For about 25 hours so far, reporter Peter Stone has left out there twisting slowly, slowly in the wind kicked up by his report. No other news organization that I know of confirms his report. That must be uncomfortable.

If the report is true it is important. Cohen made a conspicuous point of denying the trip when the allegation appeared, when the Steele dossier was published by Buzzfeed. He tweeted a picture of the front of an American passport and wrote “I have never been to Prague in my life.”

•••••

Less than half of Americans have a passport, and as recently as 1997 that number was only 15 percent (After 9/11, for the first time “U.S. citizens traveling by air between the U.S. and Canada, Mexico, Central and South America, the Caribbean, and Bermuda were required to have a valid passport,” Forbes reports, which raised the percentage dramatically).

Since so many Americans are unfamiliar with borders and how they work, I think it’s important to point out something that many might not realize: whether Mr. Cohen traveled to Prague in 2016 or not, his passport would not necessarily contain a Czech entry stamp.
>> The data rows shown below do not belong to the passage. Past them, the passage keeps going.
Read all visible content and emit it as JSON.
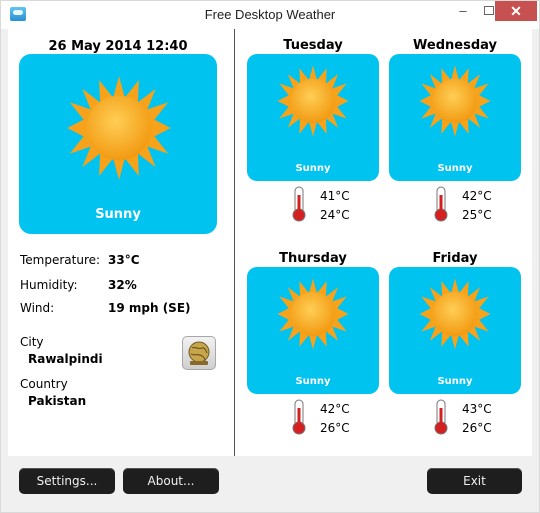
{
  "window": {
    "title": "Free Desktop Weather",
    "minimize": "–",
    "close": "✕"
  },
  "current": {
    "datetime": "26 May 2014 12:40",
    "condition": "Sunny",
    "temperature_label": "Temperature:",
    "temperature": "33°C",
    "humidity_label": "Humidity:",
    "humidity": "32%",
    "wind_label": "Wind:",
    "wind": "19 mph (SE)",
    "city_label": "City",
    "city": "Rawalpindi",
    "country_label": "Country",
    "country": "Pakistan"
  },
  "forecast": [
    {
      "day": "Tuesday",
      "condition": "Sunny",
      "high": "41°C",
      "low": "24°C"
    },
    {
      "day": "Wednesday",
      "condition": "Sunny",
      "high": "42°C",
      "low": "25°C"
    },
    {
      "day": "Thursday",
      "condition": "Sunny",
      "high": "42°C",
      "low": "26°C"
    },
    {
      "day": "Friday",
      "condition": "Sunny",
      "high": "43°C",
      "low": "26°C"
    }
  ],
  "buttons": {
    "settings": "Settings...",
    "about": "About...",
    "exit": "Exit"
  },
  "icons": {
    "weather": "sun-icon",
    "thermometer": "thermometer-icon",
    "location": "globe-map-icon"
  },
  "colors": {
    "card": "#00c3ef",
    "sun": "#f7a21b",
    "button": "#1e1e1e",
    "close": "#c75050"
  }
}
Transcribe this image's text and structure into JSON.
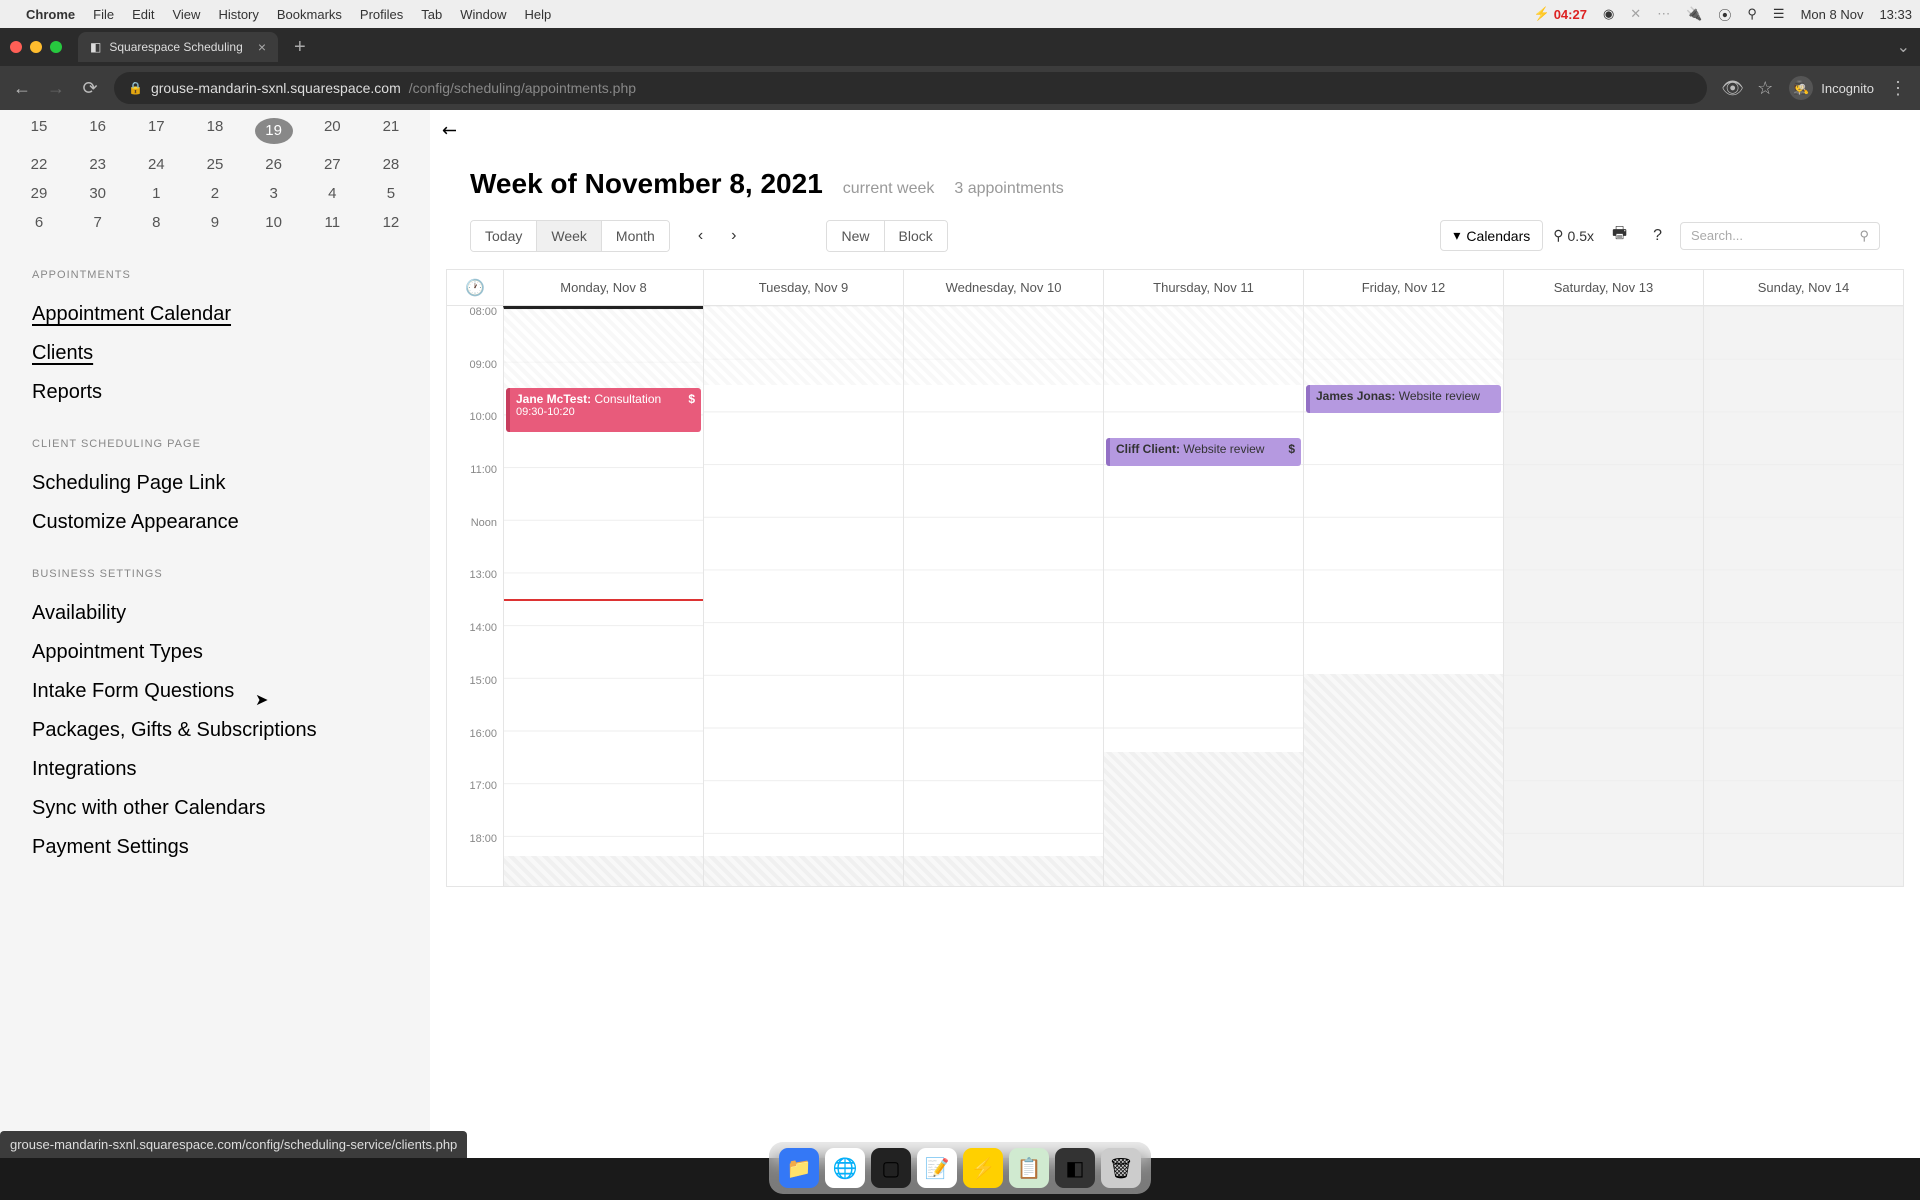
{
  "menubar": {
    "app": "Chrome",
    "items": [
      "File",
      "Edit",
      "View",
      "History",
      "Bookmarks",
      "Profiles",
      "Tab",
      "Window",
      "Help"
    ],
    "battery_time": "04:27",
    "date": "Mon 8 Nov",
    "clock": "13:33"
  },
  "browser": {
    "tab_title": "Squarespace Scheduling",
    "url_host": "grouse-mandarin-sxnl.squarespace.com",
    "url_path": "/config/scheduling/appointments.php",
    "incognito_label": "Incognito",
    "status_url": "grouse-mandarin-sxnl.squarespace.com/config/scheduling-service/clients.php"
  },
  "sidebar": {
    "mini_cal": [
      [
        "15",
        "16",
        "17",
        "18",
        "19",
        "20",
        "21"
      ],
      [
        "22",
        "23",
        "24",
        "25",
        "26",
        "27",
        "28"
      ],
      [
        "29",
        "30",
        "1",
        "2",
        "3",
        "4",
        "5"
      ],
      [
        "6",
        "7",
        "8",
        "9",
        "10",
        "11",
        "12"
      ]
    ],
    "mini_cal_today": "19",
    "sections": [
      {
        "title": "APPOINTMENTS",
        "items": [
          "Appointment Calendar",
          "Clients",
          "Reports"
        ]
      },
      {
        "title": "CLIENT SCHEDULING PAGE",
        "items": [
          "Scheduling Page Link",
          "Customize Appearance"
        ]
      },
      {
        "title": "BUSINESS SETTINGS",
        "items": [
          "Availability",
          "Appointment Types",
          "Intake Form Questions",
          "Packages, Gifts & Subscriptions",
          "Integrations",
          "Sync with other Calendars",
          "Payment Settings"
        ]
      }
    ],
    "active": [
      "Appointment Calendar",
      "Clients"
    ]
  },
  "main": {
    "title": "Week of November 8, 2021",
    "subtitle_current": "current week",
    "subtitle_count": "3 appointments",
    "toolbar": {
      "today": "Today",
      "week": "Week",
      "month": "Month",
      "new": "New",
      "block": "Block",
      "calendars": "Calendars",
      "zoom": "0.5x",
      "search_placeholder": "Search..."
    },
    "days": [
      "Monday, Nov 8",
      "Tuesday, Nov 9",
      "Wednesday, Nov 10",
      "Thursday, Nov 11",
      "Friday, Nov 12",
      "Saturday, Nov 13",
      "Sunday, Nov 14"
    ],
    "times": [
      "08:00",
      "09:00",
      "10:00",
      "11:00",
      "Noon",
      "13:00",
      "14:00",
      "15:00",
      "16:00",
      "17:00",
      "18:00"
    ],
    "events": [
      {
        "day": 0,
        "class": "pink",
        "client": "Jane McTest:",
        "title": "Consultation",
        "time": "09:30-10:20",
        "dollar": "$"
      },
      {
        "day": 3,
        "class": "purple1",
        "client": "Cliff Client:",
        "title": "Website review",
        "dollar": "$"
      },
      {
        "day": 4,
        "class": "purple2",
        "client": "James Jonas:",
        "title": "Website review"
      }
    ],
    "off_bottom_h": {
      "0": "30",
      "1": "30",
      "2": "30",
      "3": "134",
      "4": "212"
    }
  }
}
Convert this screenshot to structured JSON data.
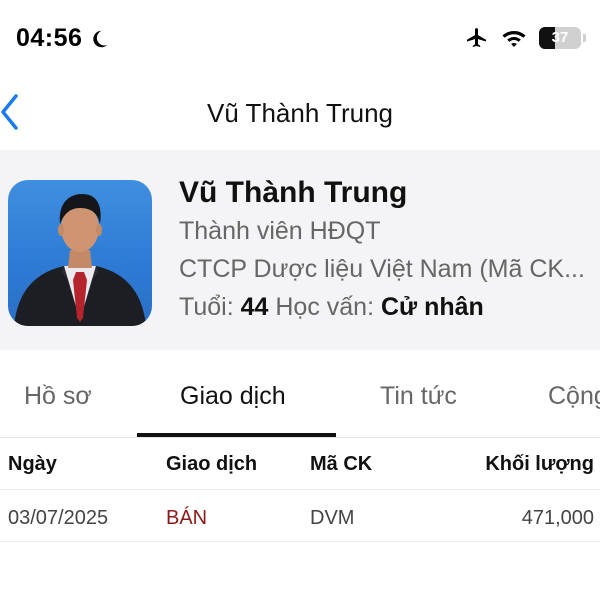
{
  "status_bar": {
    "time": "04:56",
    "battery": "37",
    "battery_level": 0.37,
    "icons": [
      "moon-icon",
      "airplane-icon",
      "wifi-icon",
      "battery-icon"
    ]
  },
  "nav": {
    "title": "Vũ Thành Trung",
    "back_icon": "chevron-left-icon",
    "accent": "#1a7cf0"
  },
  "profile": {
    "name": "Vũ Thành Trung",
    "position": "Thành viên HĐQT",
    "company": "CTCP Dược liệu Việt Nam (Mã CK...",
    "age_label": "Tuổi:",
    "age_value": "44",
    "education_label": "Học vấn:",
    "education_value": "Cử nhân"
  },
  "tabs": [
    {
      "label": "Hồ sơ",
      "active": false
    },
    {
      "label": "Giao dịch",
      "active": true
    },
    {
      "label": "Tin tức",
      "active": false
    },
    {
      "label": "Cộng",
      "active": false
    }
  ],
  "table": {
    "columns": [
      "Ngày",
      "Giao dịch",
      "Mã CK",
      "Khối lượng"
    ],
    "rows": [
      {
        "date": "03/07/2025",
        "type": "BÁN",
        "ticker": "DVM",
        "volume": "471,000"
      }
    ],
    "sell_color": "#8b1a1a"
  }
}
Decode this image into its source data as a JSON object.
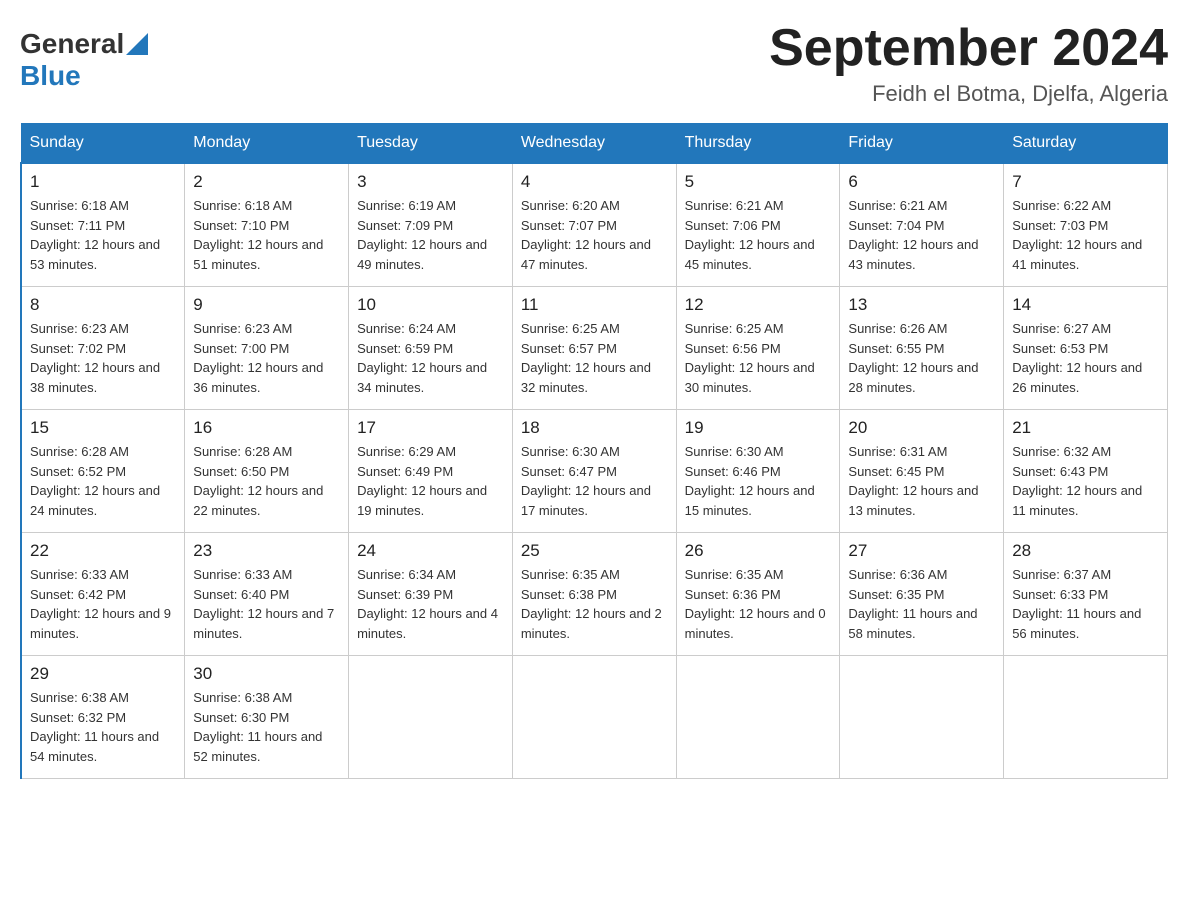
{
  "header": {
    "logo_general": "General",
    "logo_blue": "Blue",
    "title": "September 2024",
    "subtitle": "Feidh el Botma, Djelfa, Algeria"
  },
  "days_of_week": [
    "Sunday",
    "Monday",
    "Tuesday",
    "Wednesday",
    "Thursday",
    "Friday",
    "Saturday"
  ],
  "weeks": [
    [
      {
        "day": "1",
        "sunrise": "Sunrise: 6:18 AM",
        "sunset": "Sunset: 7:11 PM",
        "daylight": "Daylight: 12 hours and 53 minutes."
      },
      {
        "day": "2",
        "sunrise": "Sunrise: 6:18 AM",
        "sunset": "Sunset: 7:10 PM",
        "daylight": "Daylight: 12 hours and 51 minutes."
      },
      {
        "day": "3",
        "sunrise": "Sunrise: 6:19 AM",
        "sunset": "Sunset: 7:09 PM",
        "daylight": "Daylight: 12 hours and 49 minutes."
      },
      {
        "day": "4",
        "sunrise": "Sunrise: 6:20 AM",
        "sunset": "Sunset: 7:07 PM",
        "daylight": "Daylight: 12 hours and 47 minutes."
      },
      {
        "day": "5",
        "sunrise": "Sunrise: 6:21 AM",
        "sunset": "Sunset: 7:06 PM",
        "daylight": "Daylight: 12 hours and 45 minutes."
      },
      {
        "day": "6",
        "sunrise": "Sunrise: 6:21 AM",
        "sunset": "Sunset: 7:04 PM",
        "daylight": "Daylight: 12 hours and 43 minutes."
      },
      {
        "day": "7",
        "sunrise": "Sunrise: 6:22 AM",
        "sunset": "Sunset: 7:03 PM",
        "daylight": "Daylight: 12 hours and 41 minutes."
      }
    ],
    [
      {
        "day": "8",
        "sunrise": "Sunrise: 6:23 AM",
        "sunset": "Sunset: 7:02 PM",
        "daylight": "Daylight: 12 hours and 38 minutes."
      },
      {
        "day": "9",
        "sunrise": "Sunrise: 6:23 AM",
        "sunset": "Sunset: 7:00 PM",
        "daylight": "Daylight: 12 hours and 36 minutes."
      },
      {
        "day": "10",
        "sunrise": "Sunrise: 6:24 AM",
        "sunset": "Sunset: 6:59 PM",
        "daylight": "Daylight: 12 hours and 34 minutes."
      },
      {
        "day": "11",
        "sunrise": "Sunrise: 6:25 AM",
        "sunset": "Sunset: 6:57 PM",
        "daylight": "Daylight: 12 hours and 32 minutes."
      },
      {
        "day": "12",
        "sunrise": "Sunrise: 6:25 AM",
        "sunset": "Sunset: 6:56 PM",
        "daylight": "Daylight: 12 hours and 30 minutes."
      },
      {
        "day": "13",
        "sunrise": "Sunrise: 6:26 AM",
        "sunset": "Sunset: 6:55 PM",
        "daylight": "Daylight: 12 hours and 28 minutes."
      },
      {
        "day": "14",
        "sunrise": "Sunrise: 6:27 AM",
        "sunset": "Sunset: 6:53 PM",
        "daylight": "Daylight: 12 hours and 26 minutes."
      }
    ],
    [
      {
        "day": "15",
        "sunrise": "Sunrise: 6:28 AM",
        "sunset": "Sunset: 6:52 PM",
        "daylight": "Daylight: 12 hours and 24 minutes."
      },
      {
        "day": "16",
        "sunrise": "Sunrise: 6:28 AM",
        "sunset": "Sunset: 6:50 PM",
        "daylight": "Daylight: 12 hours and 22 minutes."
      },
      {
        "day": "17",
        "sunrise": "Sunrise: 6:29 AM",
        "sunset": "Sunset: 6:49 PM",
        "daylight": "Daylight: 12 hours and 19 minutes."
      },
      {
        "day": "18",
        "sunrise": "Sunrise: 6:30 AM",
        "sunset": "Sunset: 6:47 PM",
        "daylight": "Daylight: 12 hours and 17 minutes."
      },
      {
        "day": "19",
        "sunrise": "Sunrise: 6:30 AM",
        "sunset": "Sunset: 6:46 PM",
        "daylight": "Daylight: 12 hours and 15 minutes."
      },
      {
        "day": "20",
        "sunrise": "Sunrise: 6:31 AM",
        "sunset": "Sunset: 6:45 PM",
        "daylight": "Daylight: 12 hours and 13 minutes."
      },
      {
        "day": "21",
        "sunrise": "Sunrise: 6:32 AM",
        "sunset": "Sunset: 6:43 PM",
        "daylight": "Daylight: 12 hours and 11 minutes."
      }
    ],
    [
      {
        "day": "22",
        "sunrise": "Sunrise: 6:33 AM",
        "sunset": "Sunset: 6:42 PM",
        "daylight": "Daylight: 12 hours and 9 minutes."
      },
      {
        "day": "23",
        "sunrise": "Sunrise: 6:33 AM",
        "sunset": "Sunset: 6:40 PM",
        "daylight": "Daylight: 12 hours and 7 minutes."
      },
      {
        "day": "24",
        "sunrise": "Sunrise: 6:34 AM",
        "sunset": "Sunset: 6:39 PM",
        "daylight": "Daylight: 12 hours and 4 minutes."
      },
      {
        "day": "25",
        "sunrise": "Sunrise: 6:35 AM",
        "sunset": "Sunset: 6:38 PM",
        "daylight": "Daylight: 12 hours and 2 minutes."
      },
      {
        "day": "26",
        "sunrise": "Sunrise: 6:35 AM",
        "sunset": "Sunset: 6:36 PM",
        "daylight": "Daylight: 12 hours and 0 minutes."
      },
      {
        "day": "27",
        "sunrise": "Sunrise: 6:36 AM",
        "sunset": "Sunset: 6:35 PM",
        "daylight": "Daylight: 11 hours and 58 minutes."
      },
      {
        "day": "28",
        "sunrise": "Sunrise: 6:37 AM",
        "sunset": "Sunset: 6:33 PM",
        "daylight": "Daylight: 11 hours and 56 minutes."
      }
    ],
    [
      {
        "day": "29",
        "sunrise": "Sunrise: 6:38 AM",
        "sunset": "Sunset: 6:32 PM",
        "daylight": "Daylight: 11 hours and 54 minutes."
      },
      {
        "day": "30",
        "sunrise": "Sunrise: 6:38 AM",
        "sunset": "Sunset: 6:30 PM",
        "daylight": "Daylight: 11 hours and 52 minutes."
      },
      null,
      null,
      null,
      null,
      null
    ]
  ]
}
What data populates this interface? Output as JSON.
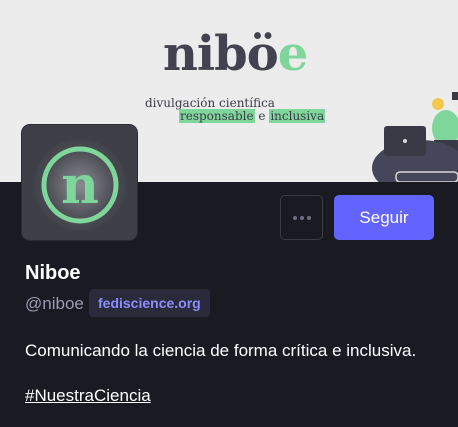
{
  "header": {
    "logo": {
      "part1": "nibö",
      "part2": "e"
    },
    "tagline": {
      "line1": "divulgación científica",
      "word_responsible": "responsable",
      "connector": " e ",
      "word_inclusive": "inclusiva"
    }
  },
  "actions": {
    "more_icon": "ellipsis-icon",
    "follow_label": "Seguir"
  },
  "profile": {
    "display_name": "Niboe",
    "handle": "@niboe",
    "server": "fediscience.org",
    "bio": "Comunicando la ciencia de forma crítica e inclusiva.",
    "hashtag": "#NuestraCiencia"
  },
  "colors": {
    "accent": "#6364ff",
    "brand_green": "#7fd69a",
    "background": "#191a22"
  }
}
Here’s how that works: 26 European countries, comprising some 400 million people, signed an agreement in the town of Schengen, Luxembourg, in 1995. Under the Schengen agreement, entry into any of these countries requires the usual pass control arrival procedures, the glowering official, the uncomfortable silence, maybe the fingerprint thing and all the flourescence and fatigue, but once stamped in, a visitor is not subject to further border checks within the Schengen area.

Here is a list of the Schengen countries: Austria, Belgium, the Czech Republic, Denmark, Estonia, Finland, France, Germany, Greece, Hungary, Iceland, Italy, Latvia, Liechtenstein, Lithuania, Luxembourg, Malta, the Netherlands, Norway, Poland, Portugal, Slovakia, Slovenia, Spain, Sweden and Switzerland.

It has been reported that Mr. Cohen traveled to Italy in July of 2016, though at a time not consistent with the claims of the dossier. He could have walked from the plane to the Hertz counter, rented a budget sedan and driven from Roma to Prague in about twelve hours with no need for his passport.

Alternately, his evil, opulent-luxury-yacht-wielding collaborators might have put him ashore on a quiet Portuguese beach, from which he perhaps begged a ride from an itinerant fisherman to the train station, and from there made his way to Prague. He might have caught the Delta flight up to Reykjavik, been waved through by a weary pass control clerk at the end of his shift, predawn, when all those flights come in at once, and caught the ferry to Denmark.

Or, of course, for the conspiracy minded, he might have been spirited in and out of the Czech Republic with the help of all those evil, conspiring collaborators. Doing something really mean about Crimea on the way just for the record.

Point is: these days in Europe, a passport needn’t have a stamp for you to have been there.

You can get to Prague with your initial entry stamp from any of these places: